this tournament was not the affair of Student Council. "This," said Daniels,
"Was not the only reason for the action I took (that of resigning) but the
outcome of this meeting was 'the straw that broke the camel's back.' "
The resignation, accepted by Council, is as follows:
President of the Student Council,
I, Henry Daniels, do herewith sub
mit my resignation as a member of
Student Council for the following
French Club
The French Club held a reorgan
ization meeting March 9. Election of
officers was held. Hugh Brennan,
editor of the Collegian, was elected
President. The office of Vice-Presi
dent is occupied by Beverly Morgan.
Harold Klemow and Pearl Paternos
ter hold the offices of treasurer and
secretary respectively. Miss Emma
Philips is the club advisor. Frank
Nowak was appointed a committee
Members of the club are planning
to make several trips to the Little
Art Theatre in Wilkes-Barre for the
purpose of seeing foreign films.
The May Queen and Maid of Honor
Jane Margwarth was elected May Queen, and Helene Smith her maid
of honor in a student body, election.

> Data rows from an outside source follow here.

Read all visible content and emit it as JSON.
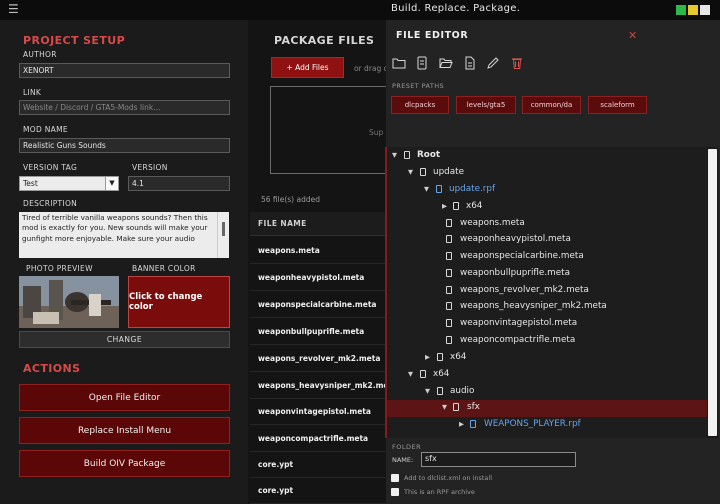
{
  "titlebar": {
    "app_title": "Build. Replace. Package.",
    "window_squares": [
      {
        "name": "green",
        "color": "#2fb84a"
      },
      {
        "name": "yellow",
        "color": "#e8c92a"
      },
      {
        "name": "white",
        "color": "#e6e6e6"
      }
    ]
  },
  "setup": {
    "title": "PROJECT SETUP",
    "author": {
      "label": "AUTHOR",
      "value": "XENORT"
    },
    "link": {
      "label": "LINK",
      "placeholder": "Website / Discord / GTA5-Mods link..."
    },
    "mod_name": {
      "label": "MOD NAME",
      "value": "Realistic Guns Sounds"
    },
    "version_tag": {
      "label": "VERSION TAG",
      "value": "Test"
    },
    "version": {
      "label": "VERSION",
      "value": "4.1"
    },
    "description": {
      "label": "DESCRIPTION",
      "value": "Tired of terrible vanilla weapons sounds? Then this mod is exactly for you. New sounds will make your gunfight more enjoyable. Make sure your audio"
    },
    "photo_preview_label": "PHOTO PREVIEW",
    "banner_color_label": "BANNER COLOR",
    "banner_button": "Click to change color",
    "change_button": "CHANGE"
  },
  "actions": {
    "title": "ACTIONS",
    "open_editor": "Open File Editor",
    "replace_menu": "Replace Install Menu",
    "build_oiv": "Build OIV Package"
  },
  "package": {
    "title": "PACKAGE FILES",
    "add_button": "+ Add Files",
    "drop_hint": "or drag o",
    "drop_sub": "Sup",
    "file_count": "56 file(s) added",
    "column_header": "FILE NAME",
    "files": [
      "weapons.meta",
      "weaponheavypistol.meta",
      "weaponspecialcarbine.meta",
      "weaponbullpuprifle.meta",
      "weapons_revolver_mk2.meta",
      "weapons_heavysniper_mk2.meta",
      "weaponvintagepistol.meta",
      "weaponcompactrifle.meta",
      "core.ypt",
      "core.ypt"
    ]
  },
  "editor": {
    "title": "FILE EDITOR",
    "toolbar": [
      "new-folder-icon",
      "new-file-icon",
      "open-folder-icon",
      "document-icon",
      "rename-pencil-icon",
      "delete-trash-icon"
    ],
    "preset_label": "PRESET PATHS",
    "presets": [
      "dlcpacks",
      "levels/gta5",
      "common/da",
      "scaleform"
    ],
    "tree": [
      {
        "label": "Root",
        "arrow": "▼",
        "style": "bold"
      },
      {
        "label": "update",
        "arrow": "▼",
        "style": ""
      },
      {
        "label": "update.rpf",
        "arrow": "▼",
        "style": "blue"
      },
      {
        "label": "x64",
        "arrow": "▶",
        "style": ""
      },
      {
        "label": "weapons.meta",
        "arrow": "",
        "style": ""
      },
      {
        "label": "weaponheavypistol.meta",
        "arrow": "",
        "style": ""
      },
      {
        "label": "weaponspecialcarbine.meta",
        "arrow": "",
        "style": ""
      },
      {
        "label": "weaponbullpuprifle.meta",
        "arrow": "",
        "style": ""
      },
      {
        "label": "weapons_revolver_mk2.meta",
        "arrow": "",
        "style": ""
      },
      {
        "label": "weapons_heavysniper_mk2.meta",
        "arrow": "",
        "style": ""
      },
      {
        "label": "weaponvintagepistol.meta",
        "arrow": "",
        "style": ""
      },
      {
        "label": "weaponcompactrifle.meta",
        "arrow": "",
        "style": ""
      },
      {
        "label": "x64",
        "arrow": "▶",
        "style": ""
      },
      {
        "label": "x64",
        "arrow": "▼",
        "style": ""
      },
      {
        "label": "audio",
        "arrow": "▼",
        "style": ""
      },
      {
        "label": "sfx",
        "arrow": "▼",
        "style": "selected"
      },
      {
        "label": "WEAPONS_PLAYER.rpf",
        "arrow": "▶",
        "style": "blue"
      }
    ],
    "folder_label": "FOLDER",
    "name_label": "NAME:",
    "name_value": "sfx",
    "checkbox1": "Add to dlclist.xml on install",
    "checkbox2": "This is an RPF archive"
  }
}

The crowning of the May Queen, a
traditional Spring ceremony of the Hazleton Center, will be held Friday
afternoon, May 4, at 2:00 P.M. in the garden at Highacres. In the event that
the weatherman doesn't provide a suitable setting for an outdoor ceremony,
the coronation will be held in Genetti's ballroom immediately preceding the
Miss Florence Yannes, Dean of Women, and her assistant, Miss Anna
Erlemann, have announced the following program for May Day.
Court Herald Donald Bachman
1. Council doesn't have enough in
2. Lack of interest in student af
fairs and business.
3. Lack of unity in Council as a
4. Lack of confidence of students
who elected me as council mem
5. Council activities are detrimen
tal to the specific purpose of
my attending college.
Therefore, I do not wish to be a
member of such a defunct organiza
After Council accepted this resig
nation, 'Daniels made the statement
that the acceptance of it, as written,
proves conclusively that his state
ment of Council being a defunct org
anization is the truth.
No action has been taken thus far
for the replacement of Daniels.
it i)f<;i~,
(Continued on page 3)
and Ball
May 4
Thursday, May 3, 1951
—Henry J. Daniels